Missed profit targets equals 0 bonuses for employees
According to the media, Emirates will not be handing out extra compensation to its employees in 2019, an Emirates spokeswoman confirmed.
“The [Emirates] Group typically gives the benefit to employees through a profit-sharing scheme at the end of each financial year,” The National explained.
“Last year, Emirates employees received a payout following the announcement that the airline made AED 4.1 billion ($1.1 billion) in profit for the financial year ended March 2018,” Gulf News reported. “The bonus was equivalent to five weeks’ salary, and also applied to the rest of the staff at Emirates Group.”
Emirates Group employs 105,286 people across 120+ subsidiaries. The Group’s total workforce increased by 2% during the financial year 2018-2019, representing over 160 different nationalities.
On Sunday, an Emirates spokesperson confirmed that the airline’s Chief Commercial Officer (CCO) Thierry Antinori had resigned. He had been employed at the company for eight years (since 2011), serving for the last six years as CCO.
“Antinori, also an executive vice president, was responsible for commercial operations, products, the frequent flyer program and cargo division, according to Emirates’ website,” Reuters said.
The CCO role will be taken over by Adnan Kazim, divisional senior vice president, strategic planning, revenue optimization & aeropolitical affairs, Emirates has said.
No cause for concern for Emirates or its staff
AMEinfo consulted expert Saj Ahmad, Chief Analyst at StrategicAero Research, to gauge Emirates’ situation right now.
“Looking at the bigger picture, the decision not to pay bonuses is a short term issue based on prevailing market competitiveness and disciplined cash management,” he said.

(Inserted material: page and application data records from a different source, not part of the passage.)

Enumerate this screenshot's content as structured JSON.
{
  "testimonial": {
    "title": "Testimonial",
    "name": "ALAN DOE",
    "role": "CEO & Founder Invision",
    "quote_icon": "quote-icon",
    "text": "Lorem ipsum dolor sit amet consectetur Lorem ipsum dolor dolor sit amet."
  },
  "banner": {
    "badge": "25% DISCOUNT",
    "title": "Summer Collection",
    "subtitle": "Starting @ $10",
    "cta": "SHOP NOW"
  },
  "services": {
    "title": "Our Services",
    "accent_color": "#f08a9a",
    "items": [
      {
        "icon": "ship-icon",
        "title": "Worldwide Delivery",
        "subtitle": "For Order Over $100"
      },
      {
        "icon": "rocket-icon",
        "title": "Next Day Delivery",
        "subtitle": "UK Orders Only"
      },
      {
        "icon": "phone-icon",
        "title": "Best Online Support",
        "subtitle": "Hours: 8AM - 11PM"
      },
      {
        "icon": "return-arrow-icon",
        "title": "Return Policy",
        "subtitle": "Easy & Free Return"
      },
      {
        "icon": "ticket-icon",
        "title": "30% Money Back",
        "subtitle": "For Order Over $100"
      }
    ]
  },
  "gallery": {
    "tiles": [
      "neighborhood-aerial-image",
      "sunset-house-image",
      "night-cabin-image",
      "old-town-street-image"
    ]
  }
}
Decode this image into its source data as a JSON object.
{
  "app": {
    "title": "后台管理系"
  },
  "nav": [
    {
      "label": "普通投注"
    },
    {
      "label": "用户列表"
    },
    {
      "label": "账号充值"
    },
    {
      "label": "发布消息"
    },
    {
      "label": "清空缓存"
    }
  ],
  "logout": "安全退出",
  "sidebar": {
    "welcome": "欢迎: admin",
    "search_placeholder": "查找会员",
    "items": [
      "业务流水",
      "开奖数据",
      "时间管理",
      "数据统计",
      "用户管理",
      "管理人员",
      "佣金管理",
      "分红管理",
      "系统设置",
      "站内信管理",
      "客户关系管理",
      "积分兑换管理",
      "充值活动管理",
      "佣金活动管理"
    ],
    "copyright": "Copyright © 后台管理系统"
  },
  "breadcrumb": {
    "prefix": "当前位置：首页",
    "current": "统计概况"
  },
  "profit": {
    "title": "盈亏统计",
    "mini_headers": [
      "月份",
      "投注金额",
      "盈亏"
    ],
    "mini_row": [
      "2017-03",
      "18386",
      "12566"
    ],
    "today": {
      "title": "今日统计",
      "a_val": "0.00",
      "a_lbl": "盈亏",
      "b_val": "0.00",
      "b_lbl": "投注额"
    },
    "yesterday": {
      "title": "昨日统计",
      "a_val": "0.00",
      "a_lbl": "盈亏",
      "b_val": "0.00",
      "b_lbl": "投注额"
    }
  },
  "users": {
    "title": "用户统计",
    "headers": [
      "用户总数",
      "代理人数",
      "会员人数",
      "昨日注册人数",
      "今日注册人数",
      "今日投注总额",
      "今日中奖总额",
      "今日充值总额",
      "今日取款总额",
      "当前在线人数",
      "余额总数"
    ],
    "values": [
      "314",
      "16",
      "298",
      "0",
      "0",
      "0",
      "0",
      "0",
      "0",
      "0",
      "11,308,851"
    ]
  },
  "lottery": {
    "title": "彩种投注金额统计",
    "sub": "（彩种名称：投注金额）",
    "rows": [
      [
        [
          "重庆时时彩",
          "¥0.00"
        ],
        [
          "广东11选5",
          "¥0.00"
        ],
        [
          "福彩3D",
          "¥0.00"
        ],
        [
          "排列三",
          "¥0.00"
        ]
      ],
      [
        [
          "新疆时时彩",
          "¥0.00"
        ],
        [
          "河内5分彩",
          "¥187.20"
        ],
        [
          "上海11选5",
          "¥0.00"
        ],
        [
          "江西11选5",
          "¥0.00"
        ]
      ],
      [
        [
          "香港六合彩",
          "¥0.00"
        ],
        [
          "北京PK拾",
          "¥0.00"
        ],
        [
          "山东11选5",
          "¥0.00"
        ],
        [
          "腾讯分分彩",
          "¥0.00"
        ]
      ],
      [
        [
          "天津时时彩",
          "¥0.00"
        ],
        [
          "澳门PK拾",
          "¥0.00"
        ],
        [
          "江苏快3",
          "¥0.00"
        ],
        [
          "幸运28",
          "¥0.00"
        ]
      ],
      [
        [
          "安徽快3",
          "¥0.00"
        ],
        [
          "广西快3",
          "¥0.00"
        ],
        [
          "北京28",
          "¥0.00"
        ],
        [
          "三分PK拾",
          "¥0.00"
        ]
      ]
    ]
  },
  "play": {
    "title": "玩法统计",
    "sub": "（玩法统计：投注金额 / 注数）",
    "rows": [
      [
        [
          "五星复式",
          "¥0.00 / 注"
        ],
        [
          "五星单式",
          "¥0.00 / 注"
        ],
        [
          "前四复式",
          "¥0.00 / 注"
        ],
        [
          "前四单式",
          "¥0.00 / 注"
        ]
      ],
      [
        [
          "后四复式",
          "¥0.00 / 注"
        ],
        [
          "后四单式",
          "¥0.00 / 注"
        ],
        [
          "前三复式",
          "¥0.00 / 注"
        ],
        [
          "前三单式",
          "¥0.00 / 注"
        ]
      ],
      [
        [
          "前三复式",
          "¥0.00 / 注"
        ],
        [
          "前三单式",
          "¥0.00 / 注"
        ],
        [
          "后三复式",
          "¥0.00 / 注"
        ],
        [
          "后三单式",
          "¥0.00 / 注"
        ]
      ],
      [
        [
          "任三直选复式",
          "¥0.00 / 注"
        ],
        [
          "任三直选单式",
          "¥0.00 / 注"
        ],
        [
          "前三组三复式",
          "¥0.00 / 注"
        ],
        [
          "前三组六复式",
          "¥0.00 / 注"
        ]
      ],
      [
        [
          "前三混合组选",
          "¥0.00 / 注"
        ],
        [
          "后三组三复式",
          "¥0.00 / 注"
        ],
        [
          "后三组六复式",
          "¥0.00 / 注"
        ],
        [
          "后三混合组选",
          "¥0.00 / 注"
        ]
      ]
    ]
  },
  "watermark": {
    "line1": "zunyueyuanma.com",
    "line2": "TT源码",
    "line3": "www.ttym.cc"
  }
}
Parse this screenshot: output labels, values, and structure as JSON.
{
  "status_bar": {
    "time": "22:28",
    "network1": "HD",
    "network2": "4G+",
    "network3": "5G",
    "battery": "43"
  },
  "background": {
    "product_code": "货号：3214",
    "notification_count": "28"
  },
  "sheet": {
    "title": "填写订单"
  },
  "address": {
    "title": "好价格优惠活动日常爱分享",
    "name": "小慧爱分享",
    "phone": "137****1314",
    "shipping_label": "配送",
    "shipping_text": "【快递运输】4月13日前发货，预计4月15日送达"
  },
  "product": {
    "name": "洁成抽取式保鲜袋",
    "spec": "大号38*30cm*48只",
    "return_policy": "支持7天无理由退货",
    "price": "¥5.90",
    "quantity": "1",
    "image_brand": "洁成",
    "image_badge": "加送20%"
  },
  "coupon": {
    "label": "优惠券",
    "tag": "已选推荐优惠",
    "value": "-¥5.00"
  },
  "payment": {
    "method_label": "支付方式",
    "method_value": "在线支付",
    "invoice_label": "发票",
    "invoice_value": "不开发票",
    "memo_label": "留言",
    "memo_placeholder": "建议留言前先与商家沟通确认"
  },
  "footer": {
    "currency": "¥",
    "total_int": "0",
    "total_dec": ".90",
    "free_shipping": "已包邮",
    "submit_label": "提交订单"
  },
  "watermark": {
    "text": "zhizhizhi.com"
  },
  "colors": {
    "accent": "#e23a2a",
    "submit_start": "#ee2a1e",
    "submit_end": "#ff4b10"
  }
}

“This is why Emirates is sitting atop a huge $6bn+ warchest,” he continued. “It’s impossible for any business to continue paying bonuses when profitability is impacted – and this wholly shows Emirates fiscal clarity to those who claim the airline is subsidized. It isn’t and never has been. It’s accounting is visible for all to see.”
However, greater times lie ahead for Emirates.
“Lest we forget, by the time Emirates reports first half earnings later this year, it will be on the back of a post-Ramadan and busy summer period – there will be a rebound.
“Further, the departure of Mr Antinori could be down to many reasons – it’s perhaps prudent not to wrongfully speculate, but Emirates is an airline changing with the times – sometimes that necessitates staff changes too.
“Given the Emiratization programmes, it’s not out of the realm that Mr Antinori wanted a new challenge. Regardless, Emirates has enough home grown talent to pick up the slack with instant ease,” he concluded.
Rising fuel costs
When Emirates released its earnings report for the financial year of 2018-2019 last week, it was standard order of business as usual, except for one glaring issue.
The airline reported profit of AED 871 million ($237 million), down by 69% from last year.
Emirates cited several factors, primarily rising fuel costs, as the cause behind the drop in profit.
“2018-19 has been tough, and our performance was not as strong as we would have liked,” Sheikh Ahmed bin Saeed Al Maktoum, Chairman and Chief Executive, Emirates Airline and Group, said. “Higher oil prices and the strengthened US dollar eroded our earnings, even as competition intensified in our key markets.”
Indeed, other airlines such as flydubai have experienced similar fallout from the ever-increasing cost of jet fuel when disclosing their annual financial reports.
Emirates remains an undisputed titan of the industry
As a whole, Emirates is continuing to see strong perfomance in other metrics, such as solid revenue and passenger figures.
The airline’s revenue increased by 6% to AED 97.9 billion ($ 26.7 billion), supported by steady passenger and cargo performance. Overall passenger traffic remained steady, as Emirates carried 58.6 million passengers (up 0.2%).